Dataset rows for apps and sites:
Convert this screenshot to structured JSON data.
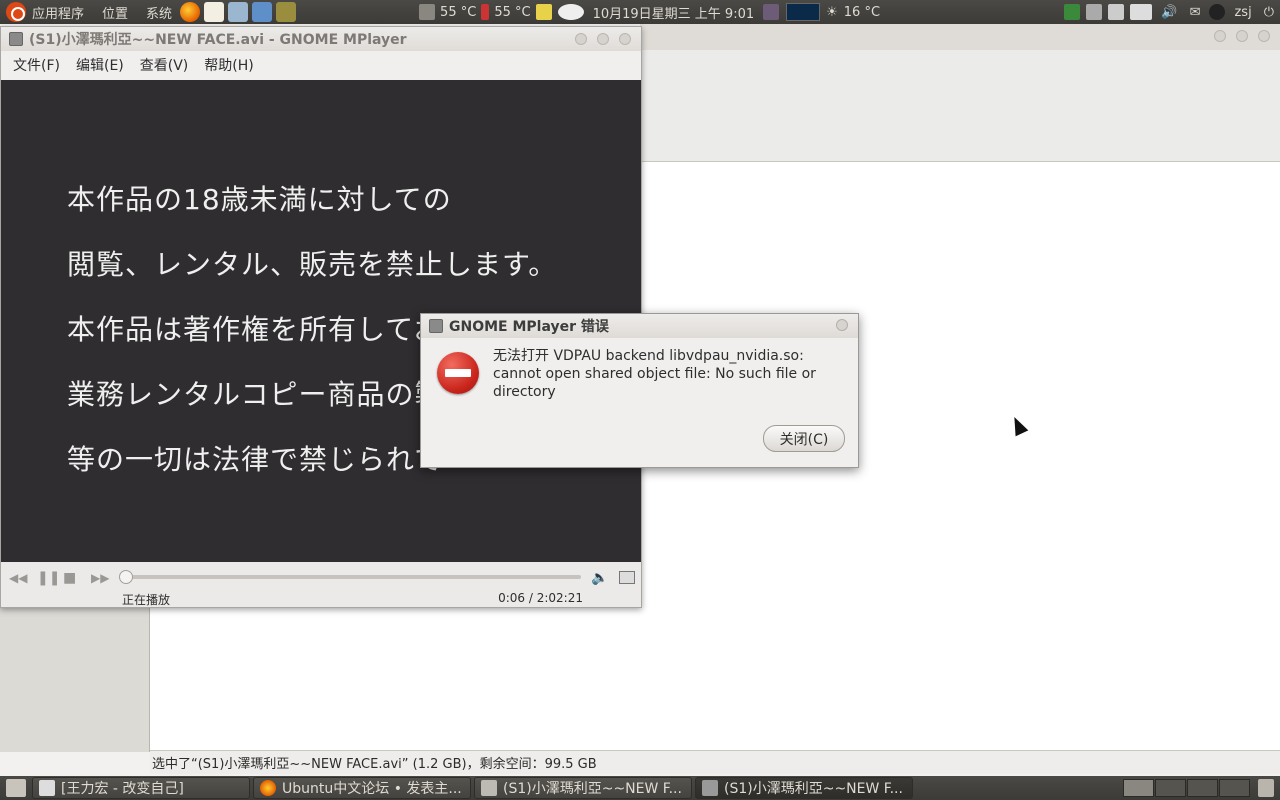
{
  "top_panel": {
    "menus": [
      "应用程序",
      "位置",
      "系统"
    ],
    "temp1": "55 °C",
    "temp2": "55 °C",
    "clock": "10月19日星期三 上午 9:01",
    "weather": "16 °C",
    "user": "zsj"
  },
  "mplayer": {
    "title": "(S1)小澤瑪利亞~~NEW FACE.avi - GNOME MPlayer",
    "menus": [
      "文件(F)",
      "编辑(E)",
      "查看(V)",
      "帮助(H)"
    ],
    "subtitles": [
      "本作品の18歳未満に対しての",
      "閲覧、レンタル、販売を禁止します。",
      "本作品は著作権を所有してお",
      "業務レンタルコピー商品の製",
      "等の一切は法律で禁じられて"
    ],
    "status": "正在播放",
    "time": "0:06 / 2:02:21",
    "progress": 0.001
  },
  "dialog": {
    "title": "GNOME MPlayer 错误",
    "message": "无法打开 VDPAU backend libvdpau_nvidia.so: cannot open shared object file: No such file or directory",
    "close_label": "关闭(C)"
  },
  "nautilus": {
    "status": "选中了“(S1)小澤瑪利亞~~NEW FACE.avi” (1.2 GB)，剩余空间：99.5 GB"
  },
  "taskbar": {
    "tasks": [
      "[王力宏 - 改变自己]",
      "Ubuntu中文论坛 • 发表主...",
      "(S1)小澤瑪利亞~~NEW F...",
      "(S1)小澤瑪利亞~~NEW F..."
    ]
  }
}
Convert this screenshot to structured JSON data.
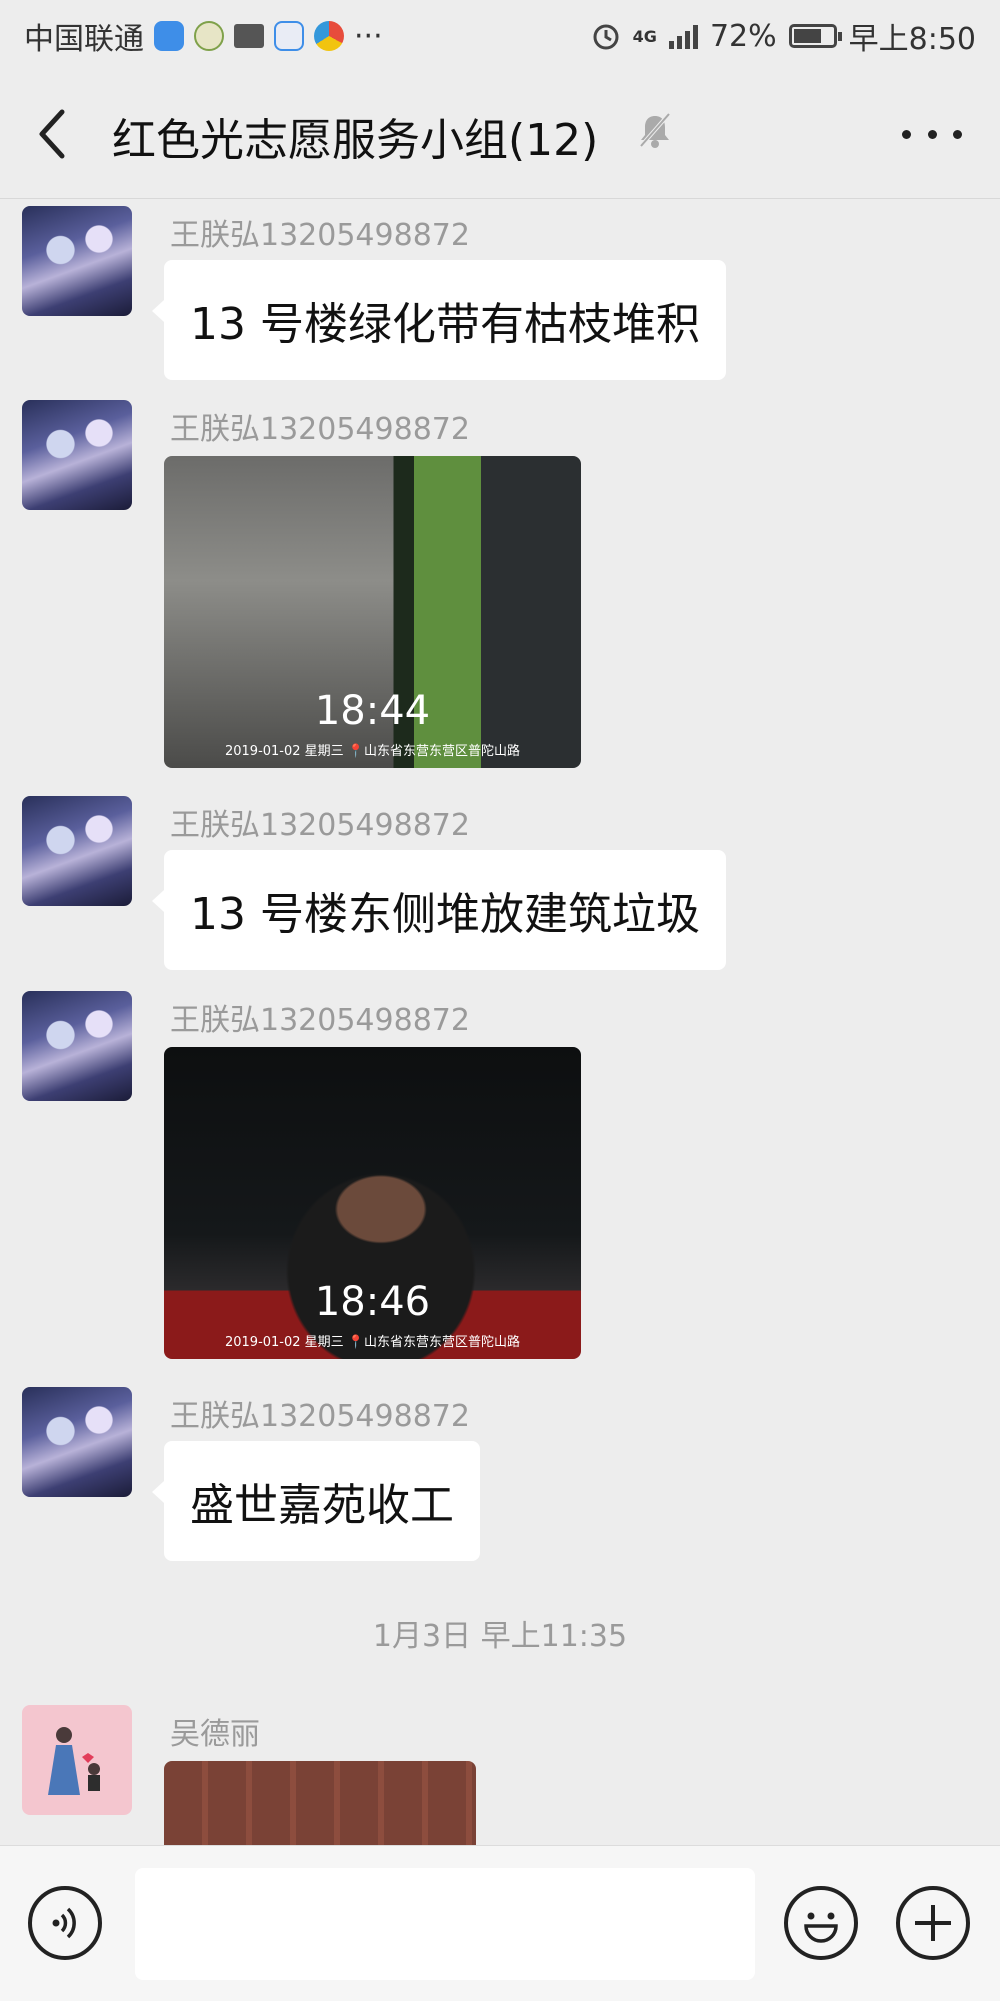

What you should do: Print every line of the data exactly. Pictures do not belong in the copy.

Task solution:
Convert this screenshot to structured JSON data.
{
  "top_panel": {
    "menus": [
      "应用程序",
      "位置",
      "系统"
    ],
    "temp1": "55 °C",
    "temp2": "55 °C",
    "clock": "10月19日星期三 上午 9:01",
    "weather": "16 °C",
    "user": "zsj"
  },
  "mplayer": {
    "title": "(S1)小澤瑪利亞~~NEW FACE.avi - GNOME MPlayer",
    "menus": [
      "文件(F)",
      "编辑(E)",
      "查看(V)",
      "帮助(H)"
    ],
    "subtitles": [
      "本作品の18歳未満に対しての",
      "閲覧、レンタル、販売を禁止します。",
      "本作品は著作権を所有してお",
      "業務レンタルコピー商品の製",
      "等の一切は法律で禁じられて"
    ],
    "status": "正在播放",
    "time": "0:06 / 2:02:21",
    "progress": 0.001
  },
  "dialog": {
    "title": "GNOME MPlayer 错误",
    "message": "无法打开 VDPAU backend libvdpau_nvidia.so: cannot open shared object file: No such file or directory",
    "close_label": "关闭(C)"
  },
  "nautilus": {
    "status": "选中了“(S1)小澤瑪利亞~~NEW FACE.avi” (1.2 GB)，剩余空间：99.5 GB"
  },
  "taskbar": {
    "tasks": [
      "[王力宏 - 改变自己]",
      "Ubuntu中文论坛 • 发表主...",
      "(S1)小澤瑪利亞~~NEW F...",
      "(S1)小澤瑪利亞~~NEW F..."
    ]
  }
}
Convert this screenshot to structured JSON data.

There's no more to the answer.